From Sept. 11, 2001 through Dec. 31, 2003, the U.S. spent $450 billion in response to the terrorism threat. As best as we can determine, al Qaeda spent no more than $500,000 to plan and execute its attacks against the World Trade Center and Pentagon. Stated another way, we've responded tit-for-tat at the disproportionate rate of $1,000,000 for every dollar spent by al Qaeda.
Insurance claims stemming from the Sept. 11, 2001 attacks have cost over $150 billion. One might reasonably conclude that we're spending a historically high proportion of our gross domestic product on the war on terrorism. But that's not true. In fact, in 1953 we spent 14% of GDP on defense. Today, we're spending about 4%. And in the face of growing deficits and anti-tax sentiment, even that amount is getting our attention.
Realistically speaking, we will never whittle down that 1,000,000-to-1 disproportion to anything close to one-to-one. In their current manifestations, homeland-security systems and practices are inherently inefficient. Even paying minimum wage, the cost of tomorrow's anti-terror labor component will be unaffordable. A whole new method of procedure will be required, and that means innovation.

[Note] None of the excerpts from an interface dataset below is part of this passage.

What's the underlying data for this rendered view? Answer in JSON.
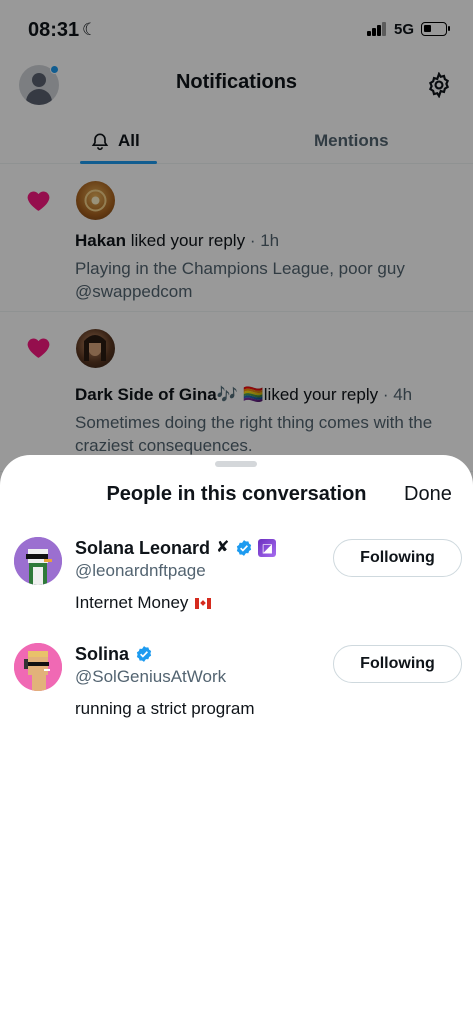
{
  "status_bar": {
    "time": "08:31",
    "moon_glyph": "☾",
    "network": "5G"
  },
  "header": {
    "title": "Notifications",
    "avatar_icon": "profile-avatar",
    "settings_icon": "gear-icon"
  },
  "tabs": [
    {
      "label": "All",
      "icon": "bell-icon",
      "active": true
    },
    {
      "label": "Mentions",
      "active": false
    }
  ],
  "notifications": [
    {
      "icon": "heart-icon",
      "name": "Hakan",
      "action": " liked your reply",
      "time": " · 1h",
      "text": "Playing in the Champions League, poor guy @swappedcom"
    },
    {
      "icon": "heart-icon",
      "name": "Dark Side of Gina🎶 🏳️‍🌈",
      "action": "liked your reply",
      "time": " · 4h",
      "text": "Sometimes doing the right thing comes with the craziest consequences."
    }
  ],
  "sheet": {
    "title": "People in this conversation",
    "done_label": "Done",
    "people": [
      {
        "name": "Solana Leonard",
        "name_suffix": "✘",
        "verified": true,
        "badge_glyph": "◪",
        "handle": "@leonardnftpage",
        "bio": "Internet Money",
        "bio_flag": "canada-flag",
        "button_label": "Following"
      },
      {
        "name": "Solina",
        "verified": true,
        "handle": "@SolGeniusAtWork",
        "bio": "running a strict program",
        "button_label": "Following"
      }
    ]
  },
  "colors": {
    "accent": "#1d9bf0",
    "heart": "#f91880",
    "secondary_text": "#536471",
    "overlay": "rgba(0,0,0,0.4)"
  }
}
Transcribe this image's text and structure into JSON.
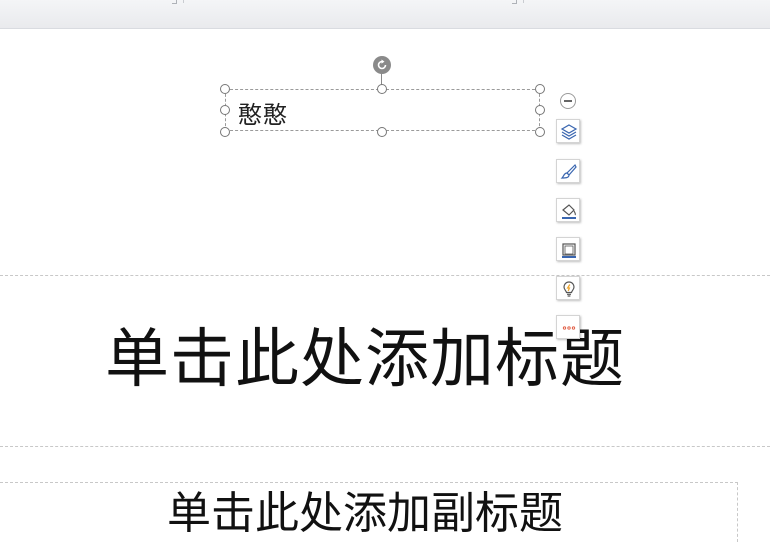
{
  "textbox": {
    "text": "憨憨"
  },
  "title_placeholder": {
    "text": "单击此处添加标题"
  },
  "subtitle_placeholder": {
    "text": "单击此处添加副标题"
  },
  "floating_toolbar": {
    "items": [
      {
        "icon": "layers-icon"
      },
      {
        "icon": "brush-icon"
      },
      {
        "icon": "fill-bucket-icon"
      },
      {
        "icon": "outline-frame-icon"
      },
      {
        "icon": "lightbulb-icon"
      },
      {
        "icon": "more-icon"
      }
    ],
    "accent": "#f0a830",
    "icon_color": "#3a66b0"
  }
}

Today's systems are mostly designed to handle one threat. The metal detector we walk through at the airport is looking for metal, as in knives and guns. The X-ray machine that screens our hand luggage is looking for weapons too. Neither product can detect explosives, chemicals, biological agents, nuclear materials, and the like. The future lies in multithreat technologies and systems. The X-ray and gamma-ray systems of today will become obsolete, quickly, in the wake of new technologies that screen for multiple threats, in one pass, in a few seconds, with minimal human intervention.

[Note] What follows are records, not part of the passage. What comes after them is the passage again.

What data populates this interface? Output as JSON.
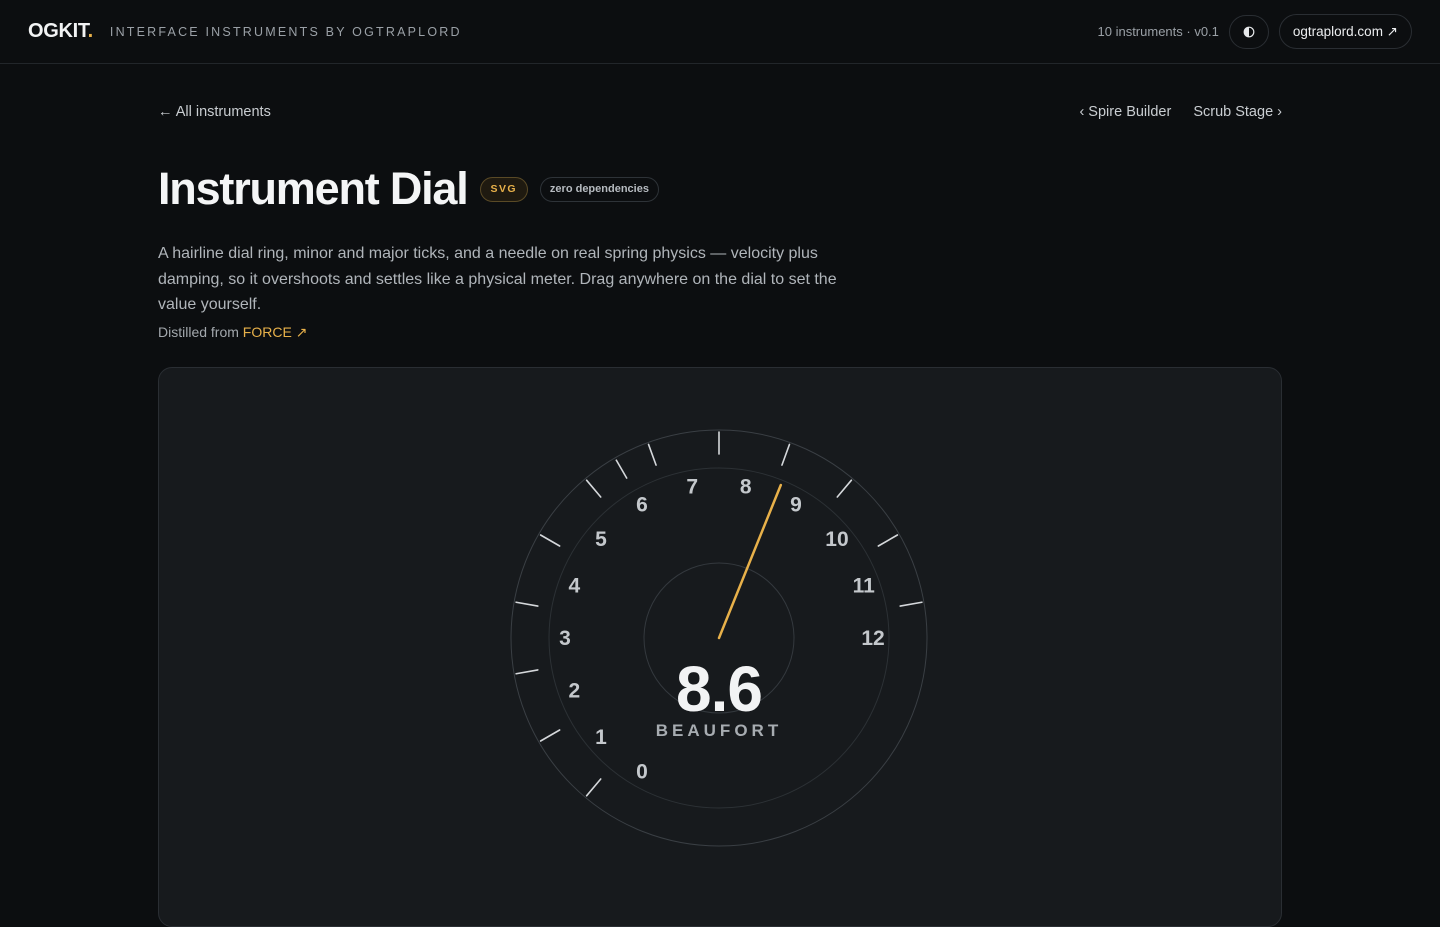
{
  "header": {
    "logo": "OGKIT",
    "logo_dot": ".",
    "tagline": "INTERFACE INSTRUMENTS BY OGTRAPLORD",
    "meta": "10 instruments · v0.1",
    "theme_icon": "contrast-icon",
    "site_link": "ogtraplord.com ↗"
  },
  "nav": {
    "back": "← All instruments",
    "prev": "‹ Spire Builder",
    "next": "Scrub Stage ›"
  },
  "page": {
    "title": "Instrument Dial",
    "badge_primary": "SVG",
    "badge_secondary": "zero dependencies",
    "description": "A hairline dial ring, minor and major ticks, and a needle on real spring physics — velocity plus damping, so it overshoots and settles like a physical meter. Drag anywhere on the dial to set the value yourself.",
    "distilled_prefix": "Distilled from",
    "distilled_link": "FORCE ↗"
  },
  "dial": {
    "value": 8.6,
    "value_label": "8.6",
    "unit": "BEAUFORT",
    "min": 0,
    "max": 12,
    "tick_labels": [
      "0",
      "1",
      "2",
      "3",
      "4",
      "5",
      "6",
      "7",
      "8",
      "9",
      "10",
      "11",
      "12"
    ],
    "colors": {
      "needle": "#e8b14a",
      "ring": "#3a3f44",
      "tick": "#d5d8db",
      "label": "#c4c8cc"
    }
  }
}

I can predict, unequivocally, that all current anti-terror technology will be replaced. Anti-terror efforts will undergo their own industrial revolution. Fewer people will have to oversee much more detecting, with much higher degrees of reliability, or we won't be able to achieve our anti-terrorism goals.